Raikou 2
Original Armor
Voiced By:
  • Raiko
  • Zaruba
  • Garoken (牙狼剣 Garōken, Fanged Wolf Sword)

Raiko is a Makai Knight, inheriting title and armor of Garo the Golden Knight and protagonist in GARO: The Crimson Moon. His actual name is Minamoto no Yorimitsu (源 頼光).

Personality & CharacterEdit

Raikou is shown to be somewhat impulsive and naive, though deeply devoted to his duty as a Makai Knight to slay Horrors and protect people.

Skills & AbilitiesEdit

Tools & WeaponsEdit

  • Garoken (牙狼剣 Garōken, Fanged Wolf Sword): A sword wielded by all Golden Knights. In normal conditions when Raikou possesses the sword, the Sword of Garo appears to be a plain light short katana.
  • Garo Armor: Donning the armor of Garo the Golden Knight, Raiko possesses all the strength and weaknesses of his predecessors, excluding the armor's 99.9-second time limit, as he already assumed the Lost Soul Beast Form at an early age and overcame the form in the past.

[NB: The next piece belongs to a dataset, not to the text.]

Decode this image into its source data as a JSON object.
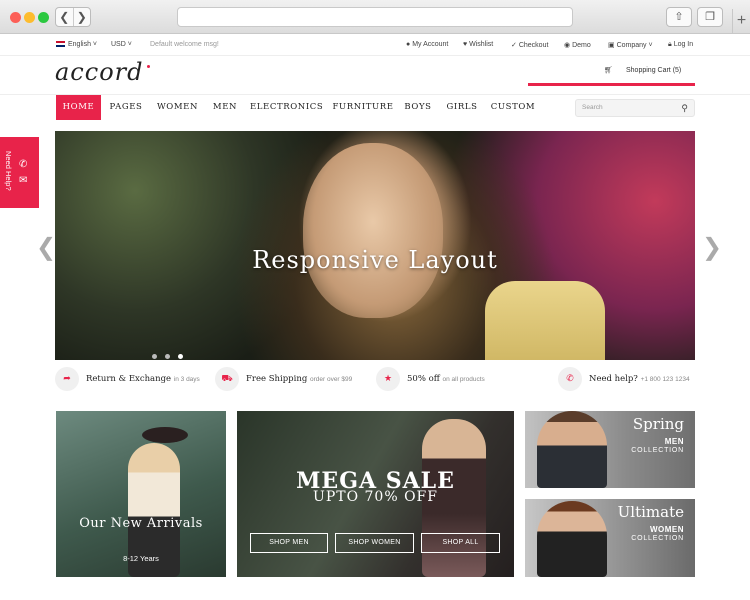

Prior to events of the series, Yorimitsu was exiled from his home at a young age in a bid to have the Garo armor pass to his half-brother Yorinobu, therefore putting the Golden Knight in the hands of the corrupt aristocrats. But the title of Garo ended up with Yorimitsu and he wandered the wilderness before he was found by the Makai Priestess Seimei in his armor's Lost Soul Beast form while covered in Horrors. Though Seimei manages to free Raikou while placing a seal on Zaruba to prevent the Makai Knight from using his armor without her permission, Raikou lost all memory of his life before being found by the Makai Priestess but gradually remembers his old life.

Pics GalleryEdit


  • Raikou is based on real-life historical figure Minamoto no Yorimitsu, also known as Minamoto no Raikō. Raikou served a regent of the Fujiwara clan and is well known for taking violent measures that the Fujiwara were themselves unable to take, usually accompanied by his four legendary retainers: Watanabe no Tsuna, Sakata no Kintoki, Urabe no Suetake, and Usui Sadamitsu. Yorimitsu is also featured in many Japanese folk tales like the legend of Shuten Douji and the tale of the Tsuchigumo.